◆ **About this exercise**
From the entries below, copy every line holding the word "title".

◆ **Data**
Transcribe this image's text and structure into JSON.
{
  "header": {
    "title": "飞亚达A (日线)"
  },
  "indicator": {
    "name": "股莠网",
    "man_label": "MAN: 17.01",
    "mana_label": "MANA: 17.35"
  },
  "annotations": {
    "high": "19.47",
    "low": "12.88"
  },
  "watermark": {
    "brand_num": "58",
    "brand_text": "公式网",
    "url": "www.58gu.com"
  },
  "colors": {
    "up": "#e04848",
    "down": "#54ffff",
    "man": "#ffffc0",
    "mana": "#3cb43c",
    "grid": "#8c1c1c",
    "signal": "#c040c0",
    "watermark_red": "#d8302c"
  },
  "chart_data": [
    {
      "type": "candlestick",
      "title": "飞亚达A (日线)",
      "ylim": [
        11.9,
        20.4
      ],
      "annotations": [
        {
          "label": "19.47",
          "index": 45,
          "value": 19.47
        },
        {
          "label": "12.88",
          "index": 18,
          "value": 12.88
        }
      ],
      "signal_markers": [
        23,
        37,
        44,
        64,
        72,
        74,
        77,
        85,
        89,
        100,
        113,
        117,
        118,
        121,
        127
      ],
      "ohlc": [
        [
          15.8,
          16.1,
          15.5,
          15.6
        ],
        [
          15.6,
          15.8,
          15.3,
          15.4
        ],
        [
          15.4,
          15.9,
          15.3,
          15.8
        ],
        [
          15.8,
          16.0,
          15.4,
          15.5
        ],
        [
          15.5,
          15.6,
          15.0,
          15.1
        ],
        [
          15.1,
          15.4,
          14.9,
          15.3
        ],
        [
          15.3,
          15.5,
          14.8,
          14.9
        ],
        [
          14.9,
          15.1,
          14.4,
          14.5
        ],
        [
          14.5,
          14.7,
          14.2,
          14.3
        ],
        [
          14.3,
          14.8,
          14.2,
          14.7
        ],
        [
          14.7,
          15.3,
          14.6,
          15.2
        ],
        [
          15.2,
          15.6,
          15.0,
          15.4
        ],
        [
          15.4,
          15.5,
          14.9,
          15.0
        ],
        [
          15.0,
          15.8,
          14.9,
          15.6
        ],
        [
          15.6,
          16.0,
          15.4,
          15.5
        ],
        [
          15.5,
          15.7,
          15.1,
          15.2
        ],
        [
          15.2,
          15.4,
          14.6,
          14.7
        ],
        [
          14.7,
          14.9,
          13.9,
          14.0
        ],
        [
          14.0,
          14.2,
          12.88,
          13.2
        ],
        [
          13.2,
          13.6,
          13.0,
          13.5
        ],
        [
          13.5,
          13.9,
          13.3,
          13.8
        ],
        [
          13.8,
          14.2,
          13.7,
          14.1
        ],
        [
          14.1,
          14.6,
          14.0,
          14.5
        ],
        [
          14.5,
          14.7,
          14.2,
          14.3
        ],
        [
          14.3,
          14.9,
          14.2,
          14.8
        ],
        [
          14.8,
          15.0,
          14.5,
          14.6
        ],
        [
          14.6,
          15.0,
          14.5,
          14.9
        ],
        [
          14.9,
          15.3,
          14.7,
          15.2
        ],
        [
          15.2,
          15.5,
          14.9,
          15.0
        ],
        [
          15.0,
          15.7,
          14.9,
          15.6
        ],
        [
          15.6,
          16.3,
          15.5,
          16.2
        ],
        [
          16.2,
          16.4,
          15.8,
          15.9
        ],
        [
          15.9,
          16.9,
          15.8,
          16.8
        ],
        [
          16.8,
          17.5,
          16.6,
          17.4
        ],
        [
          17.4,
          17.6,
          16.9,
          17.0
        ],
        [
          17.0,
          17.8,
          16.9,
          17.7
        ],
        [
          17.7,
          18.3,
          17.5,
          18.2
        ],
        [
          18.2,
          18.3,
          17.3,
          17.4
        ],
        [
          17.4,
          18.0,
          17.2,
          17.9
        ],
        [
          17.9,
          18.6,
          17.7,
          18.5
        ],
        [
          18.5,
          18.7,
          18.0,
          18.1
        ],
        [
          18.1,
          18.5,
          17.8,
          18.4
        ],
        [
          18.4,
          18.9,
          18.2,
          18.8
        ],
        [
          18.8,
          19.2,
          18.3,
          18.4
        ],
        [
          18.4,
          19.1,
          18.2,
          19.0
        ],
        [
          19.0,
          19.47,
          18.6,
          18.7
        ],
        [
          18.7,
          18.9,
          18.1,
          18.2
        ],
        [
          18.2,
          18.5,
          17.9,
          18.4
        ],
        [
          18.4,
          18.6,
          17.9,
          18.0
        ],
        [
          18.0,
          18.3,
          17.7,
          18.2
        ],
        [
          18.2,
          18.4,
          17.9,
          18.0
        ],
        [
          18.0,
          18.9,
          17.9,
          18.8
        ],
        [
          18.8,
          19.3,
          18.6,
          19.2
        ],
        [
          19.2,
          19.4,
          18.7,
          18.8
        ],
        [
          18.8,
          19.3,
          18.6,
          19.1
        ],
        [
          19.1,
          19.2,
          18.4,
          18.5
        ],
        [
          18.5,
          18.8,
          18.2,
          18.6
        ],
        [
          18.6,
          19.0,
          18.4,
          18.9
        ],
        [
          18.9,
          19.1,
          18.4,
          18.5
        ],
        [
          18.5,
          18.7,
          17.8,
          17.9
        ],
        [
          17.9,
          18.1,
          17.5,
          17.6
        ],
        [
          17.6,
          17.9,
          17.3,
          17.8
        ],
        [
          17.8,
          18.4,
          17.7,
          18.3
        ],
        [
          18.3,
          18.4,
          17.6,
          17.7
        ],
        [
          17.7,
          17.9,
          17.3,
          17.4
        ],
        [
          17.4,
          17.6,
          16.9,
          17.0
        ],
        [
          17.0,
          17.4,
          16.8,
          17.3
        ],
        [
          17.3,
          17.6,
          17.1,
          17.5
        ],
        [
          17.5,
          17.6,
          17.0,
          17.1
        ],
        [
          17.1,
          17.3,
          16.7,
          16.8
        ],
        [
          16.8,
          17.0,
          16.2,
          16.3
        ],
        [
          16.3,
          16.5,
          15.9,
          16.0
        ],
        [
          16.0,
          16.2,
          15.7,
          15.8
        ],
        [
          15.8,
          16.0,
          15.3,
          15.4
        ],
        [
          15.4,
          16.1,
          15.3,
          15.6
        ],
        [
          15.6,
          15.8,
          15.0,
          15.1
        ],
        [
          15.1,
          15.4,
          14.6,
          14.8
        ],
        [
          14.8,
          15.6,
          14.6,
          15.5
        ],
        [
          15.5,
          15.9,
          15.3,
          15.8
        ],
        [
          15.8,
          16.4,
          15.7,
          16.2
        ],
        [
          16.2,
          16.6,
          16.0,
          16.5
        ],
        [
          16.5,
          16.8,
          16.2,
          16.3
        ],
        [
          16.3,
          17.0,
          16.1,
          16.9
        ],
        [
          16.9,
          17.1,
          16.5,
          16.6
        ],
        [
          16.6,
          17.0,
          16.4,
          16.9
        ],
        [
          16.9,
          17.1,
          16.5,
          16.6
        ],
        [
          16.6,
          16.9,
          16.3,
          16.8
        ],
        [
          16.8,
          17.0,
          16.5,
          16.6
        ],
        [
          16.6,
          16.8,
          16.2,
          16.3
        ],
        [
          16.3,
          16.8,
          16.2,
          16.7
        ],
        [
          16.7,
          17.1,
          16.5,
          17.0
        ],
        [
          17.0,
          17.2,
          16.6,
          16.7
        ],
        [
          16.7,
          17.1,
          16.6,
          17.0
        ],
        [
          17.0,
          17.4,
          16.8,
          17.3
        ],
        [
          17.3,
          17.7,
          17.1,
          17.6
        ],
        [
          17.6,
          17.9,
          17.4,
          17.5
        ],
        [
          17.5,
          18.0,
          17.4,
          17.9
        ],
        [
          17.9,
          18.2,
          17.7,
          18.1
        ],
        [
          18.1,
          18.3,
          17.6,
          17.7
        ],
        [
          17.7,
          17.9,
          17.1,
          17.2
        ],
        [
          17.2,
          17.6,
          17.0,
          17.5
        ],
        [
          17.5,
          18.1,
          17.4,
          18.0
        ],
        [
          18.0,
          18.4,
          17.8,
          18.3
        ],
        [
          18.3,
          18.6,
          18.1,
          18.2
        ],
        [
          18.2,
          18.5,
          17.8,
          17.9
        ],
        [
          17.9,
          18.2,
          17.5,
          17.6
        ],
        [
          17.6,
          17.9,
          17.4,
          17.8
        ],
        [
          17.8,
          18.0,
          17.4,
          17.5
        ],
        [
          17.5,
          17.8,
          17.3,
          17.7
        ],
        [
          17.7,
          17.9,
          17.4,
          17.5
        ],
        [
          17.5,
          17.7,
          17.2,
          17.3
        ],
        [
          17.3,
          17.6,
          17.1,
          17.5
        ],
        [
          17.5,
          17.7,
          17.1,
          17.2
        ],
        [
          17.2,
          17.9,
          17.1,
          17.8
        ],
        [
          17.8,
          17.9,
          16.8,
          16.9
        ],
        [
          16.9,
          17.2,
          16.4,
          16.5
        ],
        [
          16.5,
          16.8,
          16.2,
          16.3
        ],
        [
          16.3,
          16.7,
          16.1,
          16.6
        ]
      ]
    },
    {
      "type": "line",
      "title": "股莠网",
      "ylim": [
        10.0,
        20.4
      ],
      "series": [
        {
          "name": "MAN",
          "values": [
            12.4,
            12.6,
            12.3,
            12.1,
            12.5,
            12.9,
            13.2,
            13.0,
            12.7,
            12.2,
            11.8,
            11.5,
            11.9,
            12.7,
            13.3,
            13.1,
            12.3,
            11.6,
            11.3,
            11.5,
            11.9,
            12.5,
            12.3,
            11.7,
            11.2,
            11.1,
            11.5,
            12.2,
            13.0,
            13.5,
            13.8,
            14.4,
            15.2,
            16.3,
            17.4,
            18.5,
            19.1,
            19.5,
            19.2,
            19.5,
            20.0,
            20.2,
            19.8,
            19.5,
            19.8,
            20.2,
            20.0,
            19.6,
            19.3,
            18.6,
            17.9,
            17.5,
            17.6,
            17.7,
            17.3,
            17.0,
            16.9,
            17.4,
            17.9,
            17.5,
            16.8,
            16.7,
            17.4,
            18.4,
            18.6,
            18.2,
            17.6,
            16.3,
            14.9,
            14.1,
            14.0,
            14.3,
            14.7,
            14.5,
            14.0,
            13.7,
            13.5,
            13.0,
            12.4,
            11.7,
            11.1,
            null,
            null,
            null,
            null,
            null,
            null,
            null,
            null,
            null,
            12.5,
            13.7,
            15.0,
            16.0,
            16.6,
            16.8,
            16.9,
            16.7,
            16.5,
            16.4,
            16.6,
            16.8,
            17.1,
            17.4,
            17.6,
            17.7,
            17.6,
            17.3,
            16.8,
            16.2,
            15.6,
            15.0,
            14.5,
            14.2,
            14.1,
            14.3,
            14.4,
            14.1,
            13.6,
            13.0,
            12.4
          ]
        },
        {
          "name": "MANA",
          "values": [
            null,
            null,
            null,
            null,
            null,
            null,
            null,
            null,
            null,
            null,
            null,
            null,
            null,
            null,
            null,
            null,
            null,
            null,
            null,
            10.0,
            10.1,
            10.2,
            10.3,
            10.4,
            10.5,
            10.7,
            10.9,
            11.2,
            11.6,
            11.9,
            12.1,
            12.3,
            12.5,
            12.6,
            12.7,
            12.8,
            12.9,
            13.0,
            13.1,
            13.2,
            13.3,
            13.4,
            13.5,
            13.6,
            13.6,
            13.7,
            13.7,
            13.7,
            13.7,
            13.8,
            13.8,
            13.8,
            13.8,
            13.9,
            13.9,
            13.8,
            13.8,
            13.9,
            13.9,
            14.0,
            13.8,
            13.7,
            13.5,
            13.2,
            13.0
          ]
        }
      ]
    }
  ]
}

◆ **Result for this task**
    "title": "飞亚达A (日线)"
      "title": "飞亚达A (日线)",
      "title": "股莠网",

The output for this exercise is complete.